BEGIN DATA FOR PROCESSING

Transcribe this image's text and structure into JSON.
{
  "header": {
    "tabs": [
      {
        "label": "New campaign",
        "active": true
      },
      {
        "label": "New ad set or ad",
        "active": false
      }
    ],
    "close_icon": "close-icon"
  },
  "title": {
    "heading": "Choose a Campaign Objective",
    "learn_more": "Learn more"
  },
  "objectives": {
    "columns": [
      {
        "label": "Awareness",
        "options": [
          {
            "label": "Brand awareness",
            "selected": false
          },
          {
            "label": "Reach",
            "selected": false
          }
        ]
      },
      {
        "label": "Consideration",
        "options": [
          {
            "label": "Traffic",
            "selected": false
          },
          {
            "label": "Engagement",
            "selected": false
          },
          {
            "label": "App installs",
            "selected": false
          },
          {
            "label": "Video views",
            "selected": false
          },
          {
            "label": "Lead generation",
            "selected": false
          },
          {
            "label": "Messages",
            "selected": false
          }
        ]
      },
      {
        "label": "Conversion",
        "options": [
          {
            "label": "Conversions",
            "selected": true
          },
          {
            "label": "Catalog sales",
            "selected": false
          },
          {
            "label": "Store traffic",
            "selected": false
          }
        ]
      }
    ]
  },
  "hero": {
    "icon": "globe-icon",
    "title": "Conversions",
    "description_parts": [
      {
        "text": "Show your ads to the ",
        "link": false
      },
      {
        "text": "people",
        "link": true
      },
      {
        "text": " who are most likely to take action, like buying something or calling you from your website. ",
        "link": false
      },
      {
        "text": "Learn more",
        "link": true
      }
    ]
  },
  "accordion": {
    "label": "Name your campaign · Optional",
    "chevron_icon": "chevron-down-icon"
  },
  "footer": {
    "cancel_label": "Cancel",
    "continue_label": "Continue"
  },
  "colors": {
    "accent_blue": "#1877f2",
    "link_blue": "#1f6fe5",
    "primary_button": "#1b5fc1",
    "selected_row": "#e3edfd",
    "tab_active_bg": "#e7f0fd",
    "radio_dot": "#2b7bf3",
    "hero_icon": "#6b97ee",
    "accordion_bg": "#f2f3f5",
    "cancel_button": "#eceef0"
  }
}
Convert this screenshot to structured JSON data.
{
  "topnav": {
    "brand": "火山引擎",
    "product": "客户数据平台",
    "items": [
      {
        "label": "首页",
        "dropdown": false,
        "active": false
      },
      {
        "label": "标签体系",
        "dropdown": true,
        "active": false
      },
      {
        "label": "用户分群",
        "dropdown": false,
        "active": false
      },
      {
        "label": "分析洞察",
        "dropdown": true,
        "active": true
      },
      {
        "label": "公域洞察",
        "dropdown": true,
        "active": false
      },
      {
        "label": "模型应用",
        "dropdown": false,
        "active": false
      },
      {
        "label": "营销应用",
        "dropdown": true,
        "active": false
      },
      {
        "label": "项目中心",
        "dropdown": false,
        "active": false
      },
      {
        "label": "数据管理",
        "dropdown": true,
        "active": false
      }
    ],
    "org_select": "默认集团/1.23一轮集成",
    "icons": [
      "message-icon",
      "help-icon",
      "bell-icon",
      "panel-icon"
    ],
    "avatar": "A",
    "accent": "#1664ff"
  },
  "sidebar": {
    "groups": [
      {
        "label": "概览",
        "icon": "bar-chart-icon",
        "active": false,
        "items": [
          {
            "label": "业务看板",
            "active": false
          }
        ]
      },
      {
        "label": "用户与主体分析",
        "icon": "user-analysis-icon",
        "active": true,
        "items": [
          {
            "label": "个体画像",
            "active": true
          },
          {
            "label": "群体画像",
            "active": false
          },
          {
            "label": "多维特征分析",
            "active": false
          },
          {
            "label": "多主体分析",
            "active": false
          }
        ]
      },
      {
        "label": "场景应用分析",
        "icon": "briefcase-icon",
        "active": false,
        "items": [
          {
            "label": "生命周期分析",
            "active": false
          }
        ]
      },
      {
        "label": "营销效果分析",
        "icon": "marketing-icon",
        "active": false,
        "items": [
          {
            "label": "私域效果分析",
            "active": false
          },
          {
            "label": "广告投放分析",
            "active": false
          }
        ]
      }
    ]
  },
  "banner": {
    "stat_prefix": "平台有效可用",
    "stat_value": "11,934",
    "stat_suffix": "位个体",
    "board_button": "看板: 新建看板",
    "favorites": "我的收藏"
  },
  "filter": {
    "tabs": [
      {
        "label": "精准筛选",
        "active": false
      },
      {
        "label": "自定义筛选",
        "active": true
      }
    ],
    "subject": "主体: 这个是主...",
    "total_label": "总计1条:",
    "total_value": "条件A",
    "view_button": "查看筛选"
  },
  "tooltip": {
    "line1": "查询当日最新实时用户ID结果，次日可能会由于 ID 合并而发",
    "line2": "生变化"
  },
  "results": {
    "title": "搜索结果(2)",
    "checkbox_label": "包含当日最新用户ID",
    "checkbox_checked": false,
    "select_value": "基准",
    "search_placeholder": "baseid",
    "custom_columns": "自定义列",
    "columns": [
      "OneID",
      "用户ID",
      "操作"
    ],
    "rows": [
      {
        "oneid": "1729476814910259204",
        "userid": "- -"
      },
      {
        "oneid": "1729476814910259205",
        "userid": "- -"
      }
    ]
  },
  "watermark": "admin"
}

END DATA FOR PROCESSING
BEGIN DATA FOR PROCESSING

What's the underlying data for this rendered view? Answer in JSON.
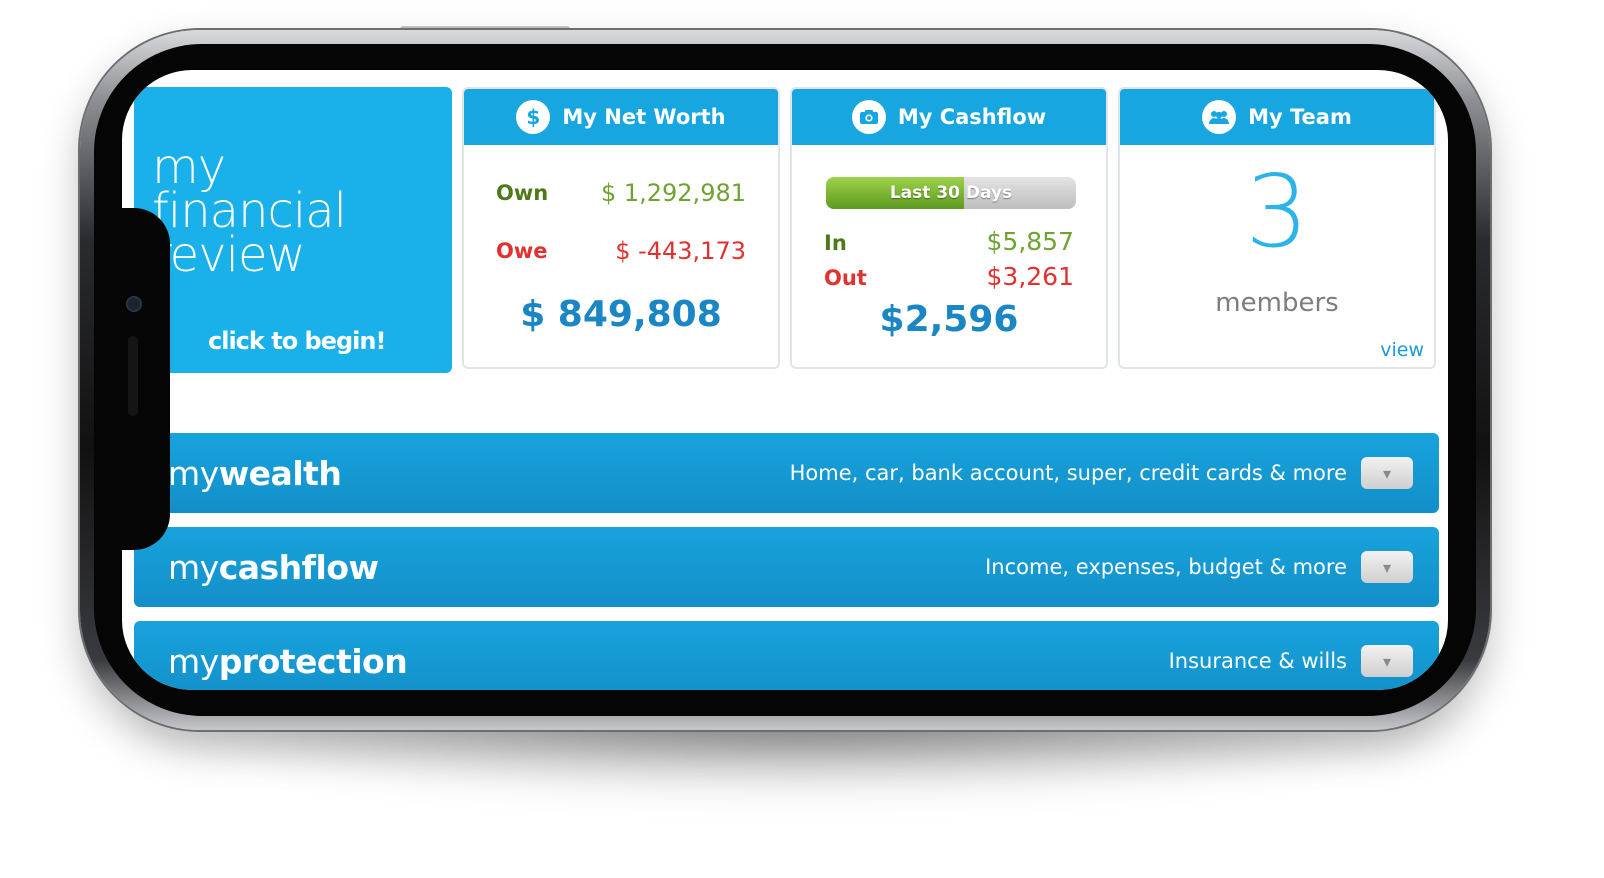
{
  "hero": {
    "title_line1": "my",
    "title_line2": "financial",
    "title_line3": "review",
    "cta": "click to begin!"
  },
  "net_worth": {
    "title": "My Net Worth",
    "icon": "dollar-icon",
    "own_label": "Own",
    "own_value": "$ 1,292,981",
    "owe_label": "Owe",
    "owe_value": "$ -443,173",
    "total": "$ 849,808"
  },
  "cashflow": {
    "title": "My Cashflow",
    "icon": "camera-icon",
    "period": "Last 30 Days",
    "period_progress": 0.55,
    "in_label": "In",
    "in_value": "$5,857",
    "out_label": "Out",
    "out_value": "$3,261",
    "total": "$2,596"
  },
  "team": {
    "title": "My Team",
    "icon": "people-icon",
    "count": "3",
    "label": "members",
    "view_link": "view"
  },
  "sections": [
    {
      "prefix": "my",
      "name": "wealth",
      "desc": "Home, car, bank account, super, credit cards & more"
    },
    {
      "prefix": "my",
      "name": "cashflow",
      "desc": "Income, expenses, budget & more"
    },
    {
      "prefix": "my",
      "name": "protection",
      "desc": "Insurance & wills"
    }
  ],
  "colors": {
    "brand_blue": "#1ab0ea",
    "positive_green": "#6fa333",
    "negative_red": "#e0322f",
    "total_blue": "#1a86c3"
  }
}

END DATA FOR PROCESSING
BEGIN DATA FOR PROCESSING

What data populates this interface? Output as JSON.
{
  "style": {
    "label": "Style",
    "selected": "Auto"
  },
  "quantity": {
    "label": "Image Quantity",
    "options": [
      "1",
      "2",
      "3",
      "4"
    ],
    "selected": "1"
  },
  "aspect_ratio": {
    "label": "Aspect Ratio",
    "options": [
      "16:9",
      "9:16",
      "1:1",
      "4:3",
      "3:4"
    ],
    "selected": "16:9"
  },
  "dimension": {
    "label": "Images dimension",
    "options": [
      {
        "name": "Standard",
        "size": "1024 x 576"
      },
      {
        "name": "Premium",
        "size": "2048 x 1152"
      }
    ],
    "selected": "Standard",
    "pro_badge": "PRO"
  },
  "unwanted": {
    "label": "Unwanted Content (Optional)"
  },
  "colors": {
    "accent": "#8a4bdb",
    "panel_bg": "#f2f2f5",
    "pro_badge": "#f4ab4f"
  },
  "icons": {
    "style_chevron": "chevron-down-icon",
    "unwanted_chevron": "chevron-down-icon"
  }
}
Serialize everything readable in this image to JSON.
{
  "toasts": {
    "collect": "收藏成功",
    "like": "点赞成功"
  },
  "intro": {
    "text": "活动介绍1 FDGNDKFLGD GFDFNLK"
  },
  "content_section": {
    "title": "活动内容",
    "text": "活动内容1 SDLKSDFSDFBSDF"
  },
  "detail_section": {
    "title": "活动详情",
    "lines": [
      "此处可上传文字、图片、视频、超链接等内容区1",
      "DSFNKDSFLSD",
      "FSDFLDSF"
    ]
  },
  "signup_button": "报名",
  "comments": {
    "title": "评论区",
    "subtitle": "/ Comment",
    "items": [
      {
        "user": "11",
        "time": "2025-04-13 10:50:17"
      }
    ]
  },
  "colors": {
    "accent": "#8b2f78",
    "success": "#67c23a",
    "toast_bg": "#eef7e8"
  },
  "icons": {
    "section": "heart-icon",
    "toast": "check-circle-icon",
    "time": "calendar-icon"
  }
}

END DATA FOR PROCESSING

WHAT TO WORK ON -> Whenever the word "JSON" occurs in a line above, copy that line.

SOLUTION ->
Transcribe this image's text and structure into JSON.
Convert this screenshot to structured JSON data.
What's the underlying data for this rendered view? Answer in JSON.
What data populates this interface? Output as JSON.
Serialize everything readable in this image to JSON.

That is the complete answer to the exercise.